Instructions for the task: Return the listing in full and exactly, but without a single picture.

Record excerpts:

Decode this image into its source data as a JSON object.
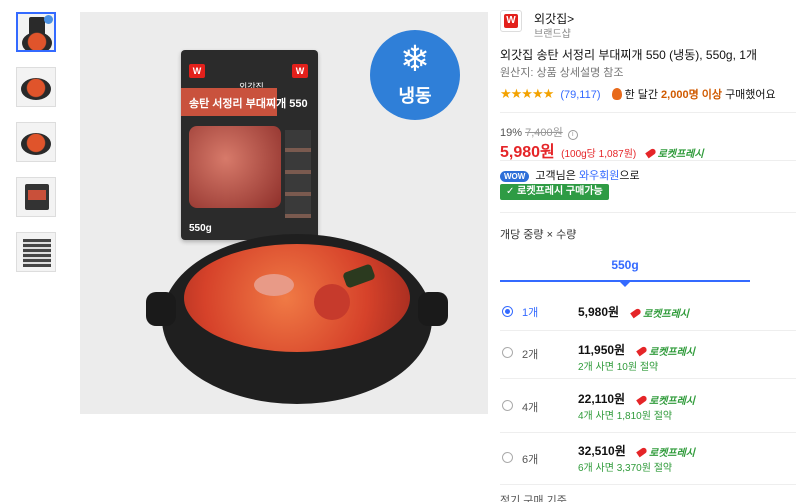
{
  "thumbnails": [
    {
      "name": "thumb-package"
    },
    {
      "name": "thumb-stew-1"
    },
    {
      "name": "thumb-stew-2"
    },
    {
      "name": "thumb-package-back"
    },
    {
      "name": "thumb-nutrition"
    }
  ],
  "main_image": {
    "frozen_label": "냉동",
    "pouch_brand": "외갓집",
    "pouch_title": "송탄 서정리 부대찌개 550",
    "pouch_weight": "550g"
  },
  "brand": {
    "name": "외갓집>",
    "shop": "브랜드샵",
    "logo_letter": "W",
    "color": "#e3201b"
  },
  "product": {
    "title": "외갓집 송탄 서정리 부대찌개 550 (냉동), 550g, 1개",
    "origin": "원산지: 상품 상세설명 참조",
    "stars": "★★★★★",
    "review_count": "(79,117)",
    "buy_note_prefix": "한 달간",
    "buy_note_count": "2,000명 이상",
    "buy_note_suffix": "구매했어요"
  },
  "price": {
    "discount": "19%",
    "original": "7,400원",
    "final": "5,980원",
    "unit": "(100g당 1,087원)",
    "rocket": "로켓프레시",
    "accent": "#e52528"
  },
  "wow": {
    "badge": "WOW",
    "text_prefix": "고객님은",
    "link": "와우회원",
    "text_suffix": "으로",
    "rocket_badge": "✓ 로켓프레시 구매가능"
  },
  "options": {
    "label": "개당 중량 × 수량",
    "tab": "550g",
    "items": [
      {
        "qty": "1개",
        "price": "5,980원",
        "rocket": "로켓프레시",
        "save": "",
        "selected": true
      },
      {
        "qty": "2개",
        "price": "11,950원",
        "rocket": "로켓프레시",
        "save": "2개 사면 10원 절약",
        "selected": false
      },
      {
        "qty": "4개",
        "price": "22,110원",
        "rocket": "로켓프레시",
        "save": "4개 사면 1,810원 절약",
        "selected": false
      },
      {
        "qty": "6개",
        "price": "32,510원",
        "rocket": "로켓프레시",
        "save": "6개 사면 3,370원 절약",
        "selected": false
      }
    ],
    "footer_cut": "정기 구매 기준"
  }
}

Task solution:
Decode this image into its source data as a JSON object.
{
  "thumbnails": [
    {
      "name": "thumb-package"
    },
    {
      "name": "thumb-stew-1"
    },
    {
      "name": "thumb-stew-2"
    },
    {
      "name": "thumb-package-back"
    },
    {
      "name": "thumb-nutrition"
    }
  ],
  "main_image": {
    "frozen_label": "냉동",
    "pouch_brand": "외갓집",
    "pouch_title": "송탄 서정리 부대찌개 550",
    "pouch_weight": "550g"
  },
  "brand": {
    "name": "외갓집>",
    "shop": "브랜드샵",
    "logo_letter": "W",
    "color": "#e3201b"
  },
  "product": {
    "title": "외갓집 송탄 서정리 부대찌개 550 (냉동), 550g, 1개",
    "origin": "원산지: 상품 상세설명 참조",
    "stars": "★★★★★",
    "review_count": "(79,117)",
    "buy_note_prefix": "한 달간",
    "buy_note_count": "2,000명 이상",
    "buy_note_suffix": "구매했어요"
  },
  "price": {
    "discount": "19%",
    "original": "7,400원",
    "final": "5,980원",
    "unit": "(100g당 1,087원)",
    "rocket": "로켓프레시",
    "accent": "#e52528"
  },
  "wow": {
    "badge": "WOW",
    "text_prefix": "고객님은",
    "link": "와우회원",
    "text_suffix": "으로",
    "rocket_badge": "✓ 로켓프레시 구매가능"
  },
  "options": {
    "label": "개당 중량 × 수량",
    "tab": "550g",
    "items": [
      {
        "qty": "1개",
        "price": "5,980원",
        "rocket": "로켓프레시",
        "save": "",
        "selected": true
      },
      {
        "qty": "2개",
        "price": "11,950원",
        "rocket": "로켓프레시",
        "save": "2개 사면 10원 절약",
        "selected": false
      },
      {
        "qty": "4개",
        "price": "22,110원",
        "rocket": "로켓프레시",
        "save": "4개 사면 1,810원 절약",
        "selected": false
      },
      {
        "qty": "6개",
        "price": "32,510원",
        "rocket": "로켓프레시",
        "save": "6개 사면 3,370원 절약",
        "selected": false
      }
    ],
    "footer_cut": "정기 구매 기준"
  }
}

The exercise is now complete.